**Your task**
In the records below, some lines contain "date"; state the number of such lines and nothing else.

**Stored data**

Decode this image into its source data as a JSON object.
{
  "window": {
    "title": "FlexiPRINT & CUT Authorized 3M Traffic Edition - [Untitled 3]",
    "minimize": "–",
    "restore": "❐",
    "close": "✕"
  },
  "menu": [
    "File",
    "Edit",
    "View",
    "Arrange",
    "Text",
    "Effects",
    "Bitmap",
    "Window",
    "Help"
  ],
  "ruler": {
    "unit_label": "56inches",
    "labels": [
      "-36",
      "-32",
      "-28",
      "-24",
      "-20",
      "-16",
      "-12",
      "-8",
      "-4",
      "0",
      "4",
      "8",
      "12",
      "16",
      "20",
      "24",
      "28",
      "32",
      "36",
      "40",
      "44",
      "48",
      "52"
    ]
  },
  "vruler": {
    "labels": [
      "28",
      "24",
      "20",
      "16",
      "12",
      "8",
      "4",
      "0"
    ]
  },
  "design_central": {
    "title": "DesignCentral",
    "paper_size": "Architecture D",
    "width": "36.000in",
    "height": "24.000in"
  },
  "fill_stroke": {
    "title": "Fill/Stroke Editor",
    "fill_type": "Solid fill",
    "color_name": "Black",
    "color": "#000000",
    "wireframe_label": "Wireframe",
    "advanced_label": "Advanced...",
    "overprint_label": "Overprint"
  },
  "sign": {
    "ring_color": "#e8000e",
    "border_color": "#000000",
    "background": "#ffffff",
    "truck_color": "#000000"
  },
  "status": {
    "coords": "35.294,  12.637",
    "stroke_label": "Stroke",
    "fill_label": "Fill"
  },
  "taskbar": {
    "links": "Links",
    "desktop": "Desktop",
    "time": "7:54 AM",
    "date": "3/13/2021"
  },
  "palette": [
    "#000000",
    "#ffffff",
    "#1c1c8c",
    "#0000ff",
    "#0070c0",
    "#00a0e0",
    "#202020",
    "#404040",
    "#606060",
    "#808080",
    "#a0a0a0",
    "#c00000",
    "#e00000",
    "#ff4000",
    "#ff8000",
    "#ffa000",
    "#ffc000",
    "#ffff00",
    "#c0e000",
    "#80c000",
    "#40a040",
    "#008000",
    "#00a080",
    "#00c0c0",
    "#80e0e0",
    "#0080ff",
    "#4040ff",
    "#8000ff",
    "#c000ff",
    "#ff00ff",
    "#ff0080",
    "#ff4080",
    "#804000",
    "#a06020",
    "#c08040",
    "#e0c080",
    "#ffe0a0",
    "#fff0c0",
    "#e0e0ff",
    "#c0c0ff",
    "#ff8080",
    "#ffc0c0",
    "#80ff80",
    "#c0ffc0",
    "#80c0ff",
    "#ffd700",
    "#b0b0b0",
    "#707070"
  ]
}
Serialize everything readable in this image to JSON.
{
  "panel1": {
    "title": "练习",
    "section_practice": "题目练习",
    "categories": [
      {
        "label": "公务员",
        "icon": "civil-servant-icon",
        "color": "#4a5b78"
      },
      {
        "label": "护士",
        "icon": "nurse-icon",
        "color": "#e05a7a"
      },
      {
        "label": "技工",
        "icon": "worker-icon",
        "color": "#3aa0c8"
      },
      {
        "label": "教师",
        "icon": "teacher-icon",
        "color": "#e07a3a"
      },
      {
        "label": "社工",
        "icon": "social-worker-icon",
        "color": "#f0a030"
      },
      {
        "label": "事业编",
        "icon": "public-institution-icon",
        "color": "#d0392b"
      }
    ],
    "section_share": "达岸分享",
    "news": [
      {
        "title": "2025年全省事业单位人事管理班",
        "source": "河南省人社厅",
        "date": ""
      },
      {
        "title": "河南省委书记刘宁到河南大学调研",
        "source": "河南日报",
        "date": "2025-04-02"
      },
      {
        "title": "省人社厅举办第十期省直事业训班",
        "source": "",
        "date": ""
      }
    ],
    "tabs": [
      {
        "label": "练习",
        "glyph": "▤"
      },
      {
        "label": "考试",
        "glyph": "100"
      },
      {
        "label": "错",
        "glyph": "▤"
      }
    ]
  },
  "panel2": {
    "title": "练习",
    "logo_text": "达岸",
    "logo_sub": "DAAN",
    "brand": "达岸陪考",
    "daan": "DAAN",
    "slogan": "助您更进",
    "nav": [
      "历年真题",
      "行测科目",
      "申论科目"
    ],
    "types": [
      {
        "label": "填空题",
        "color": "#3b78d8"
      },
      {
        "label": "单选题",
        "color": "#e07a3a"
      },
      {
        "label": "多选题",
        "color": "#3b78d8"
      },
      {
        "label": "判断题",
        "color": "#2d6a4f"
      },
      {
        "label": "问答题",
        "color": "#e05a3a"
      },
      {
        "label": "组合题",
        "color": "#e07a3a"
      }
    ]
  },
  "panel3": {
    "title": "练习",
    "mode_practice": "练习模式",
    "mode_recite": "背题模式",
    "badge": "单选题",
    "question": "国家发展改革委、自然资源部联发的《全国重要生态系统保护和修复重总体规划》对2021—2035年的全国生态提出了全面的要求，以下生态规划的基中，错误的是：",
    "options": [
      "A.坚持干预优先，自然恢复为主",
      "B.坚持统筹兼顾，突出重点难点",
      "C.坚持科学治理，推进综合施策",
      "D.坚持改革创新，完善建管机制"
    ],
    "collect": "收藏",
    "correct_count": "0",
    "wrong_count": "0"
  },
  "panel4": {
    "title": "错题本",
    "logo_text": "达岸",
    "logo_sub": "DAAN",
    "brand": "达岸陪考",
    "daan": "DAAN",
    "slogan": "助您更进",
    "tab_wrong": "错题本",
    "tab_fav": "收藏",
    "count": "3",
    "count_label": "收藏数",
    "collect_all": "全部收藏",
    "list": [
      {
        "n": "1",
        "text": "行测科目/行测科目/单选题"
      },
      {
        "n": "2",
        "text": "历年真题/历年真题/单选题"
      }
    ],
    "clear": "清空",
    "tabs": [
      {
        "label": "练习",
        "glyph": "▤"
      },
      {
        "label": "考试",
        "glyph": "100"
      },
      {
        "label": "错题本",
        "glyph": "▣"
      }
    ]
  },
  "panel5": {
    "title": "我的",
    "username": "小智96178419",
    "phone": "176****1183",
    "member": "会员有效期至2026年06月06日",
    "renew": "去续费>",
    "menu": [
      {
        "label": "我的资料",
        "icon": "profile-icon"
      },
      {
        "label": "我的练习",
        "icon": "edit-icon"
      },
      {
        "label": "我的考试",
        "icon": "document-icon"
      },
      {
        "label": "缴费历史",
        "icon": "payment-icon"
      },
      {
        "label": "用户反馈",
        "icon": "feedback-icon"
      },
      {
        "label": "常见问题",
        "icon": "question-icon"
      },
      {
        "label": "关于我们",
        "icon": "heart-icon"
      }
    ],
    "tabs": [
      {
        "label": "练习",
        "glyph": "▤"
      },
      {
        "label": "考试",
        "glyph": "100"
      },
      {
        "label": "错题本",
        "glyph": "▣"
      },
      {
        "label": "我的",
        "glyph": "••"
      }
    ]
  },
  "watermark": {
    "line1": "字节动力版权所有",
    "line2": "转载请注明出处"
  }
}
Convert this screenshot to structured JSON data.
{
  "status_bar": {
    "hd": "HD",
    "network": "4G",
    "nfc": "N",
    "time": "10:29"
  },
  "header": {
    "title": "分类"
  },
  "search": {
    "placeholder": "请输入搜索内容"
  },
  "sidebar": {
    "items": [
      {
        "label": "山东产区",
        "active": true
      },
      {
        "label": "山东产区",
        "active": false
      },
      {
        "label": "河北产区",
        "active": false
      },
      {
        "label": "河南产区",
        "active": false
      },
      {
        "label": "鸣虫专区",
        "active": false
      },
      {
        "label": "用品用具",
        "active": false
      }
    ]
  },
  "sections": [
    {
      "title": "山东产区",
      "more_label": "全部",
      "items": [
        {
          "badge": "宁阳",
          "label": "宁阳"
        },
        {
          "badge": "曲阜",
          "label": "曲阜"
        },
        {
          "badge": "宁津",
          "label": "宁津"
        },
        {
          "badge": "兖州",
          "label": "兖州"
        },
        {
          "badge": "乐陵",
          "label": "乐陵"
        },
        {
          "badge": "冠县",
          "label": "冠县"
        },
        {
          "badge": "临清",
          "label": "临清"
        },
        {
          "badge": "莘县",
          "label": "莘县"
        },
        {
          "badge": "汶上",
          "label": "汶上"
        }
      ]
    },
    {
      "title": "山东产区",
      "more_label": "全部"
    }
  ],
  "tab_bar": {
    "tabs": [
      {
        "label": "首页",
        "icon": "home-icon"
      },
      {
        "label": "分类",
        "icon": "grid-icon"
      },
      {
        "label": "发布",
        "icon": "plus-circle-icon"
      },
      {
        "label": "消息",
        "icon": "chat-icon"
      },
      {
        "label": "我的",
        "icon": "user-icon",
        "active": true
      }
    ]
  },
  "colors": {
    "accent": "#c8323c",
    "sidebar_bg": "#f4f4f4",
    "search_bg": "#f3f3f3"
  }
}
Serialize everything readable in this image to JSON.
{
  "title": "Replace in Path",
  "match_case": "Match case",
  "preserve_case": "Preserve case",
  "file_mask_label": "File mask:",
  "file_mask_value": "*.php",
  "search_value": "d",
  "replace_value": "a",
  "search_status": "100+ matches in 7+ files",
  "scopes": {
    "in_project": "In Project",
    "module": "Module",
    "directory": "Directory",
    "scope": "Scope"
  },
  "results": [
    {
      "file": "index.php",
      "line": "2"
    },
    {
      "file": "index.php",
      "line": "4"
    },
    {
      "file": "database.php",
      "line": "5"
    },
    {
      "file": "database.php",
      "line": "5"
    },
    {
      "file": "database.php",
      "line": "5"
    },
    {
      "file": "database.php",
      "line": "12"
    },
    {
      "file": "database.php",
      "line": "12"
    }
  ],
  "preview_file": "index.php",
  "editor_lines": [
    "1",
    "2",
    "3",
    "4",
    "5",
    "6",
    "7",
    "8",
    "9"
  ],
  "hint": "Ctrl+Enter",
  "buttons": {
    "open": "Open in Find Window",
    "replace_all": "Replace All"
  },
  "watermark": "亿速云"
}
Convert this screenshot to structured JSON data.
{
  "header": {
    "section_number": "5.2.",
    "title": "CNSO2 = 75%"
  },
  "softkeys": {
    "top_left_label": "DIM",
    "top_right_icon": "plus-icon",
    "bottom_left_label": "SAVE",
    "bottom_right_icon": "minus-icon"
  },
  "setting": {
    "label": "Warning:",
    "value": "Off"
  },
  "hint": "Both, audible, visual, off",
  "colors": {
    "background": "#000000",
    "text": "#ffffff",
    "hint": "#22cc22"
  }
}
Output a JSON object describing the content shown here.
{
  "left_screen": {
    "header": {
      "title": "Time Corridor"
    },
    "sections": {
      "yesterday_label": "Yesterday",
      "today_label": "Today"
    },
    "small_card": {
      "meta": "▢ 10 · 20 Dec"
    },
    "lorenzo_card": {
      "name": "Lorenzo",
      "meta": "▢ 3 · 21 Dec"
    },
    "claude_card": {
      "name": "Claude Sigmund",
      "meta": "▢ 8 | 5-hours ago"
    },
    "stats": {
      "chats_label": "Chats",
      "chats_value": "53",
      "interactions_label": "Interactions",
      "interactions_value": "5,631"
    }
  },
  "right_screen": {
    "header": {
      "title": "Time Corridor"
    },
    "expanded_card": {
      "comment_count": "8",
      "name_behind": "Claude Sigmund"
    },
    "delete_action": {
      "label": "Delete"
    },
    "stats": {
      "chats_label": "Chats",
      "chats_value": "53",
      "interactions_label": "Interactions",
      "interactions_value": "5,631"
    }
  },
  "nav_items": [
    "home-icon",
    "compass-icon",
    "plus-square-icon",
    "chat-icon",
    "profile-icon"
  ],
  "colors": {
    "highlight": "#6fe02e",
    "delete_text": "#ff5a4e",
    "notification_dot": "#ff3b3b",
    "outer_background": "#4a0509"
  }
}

**Answer box**
4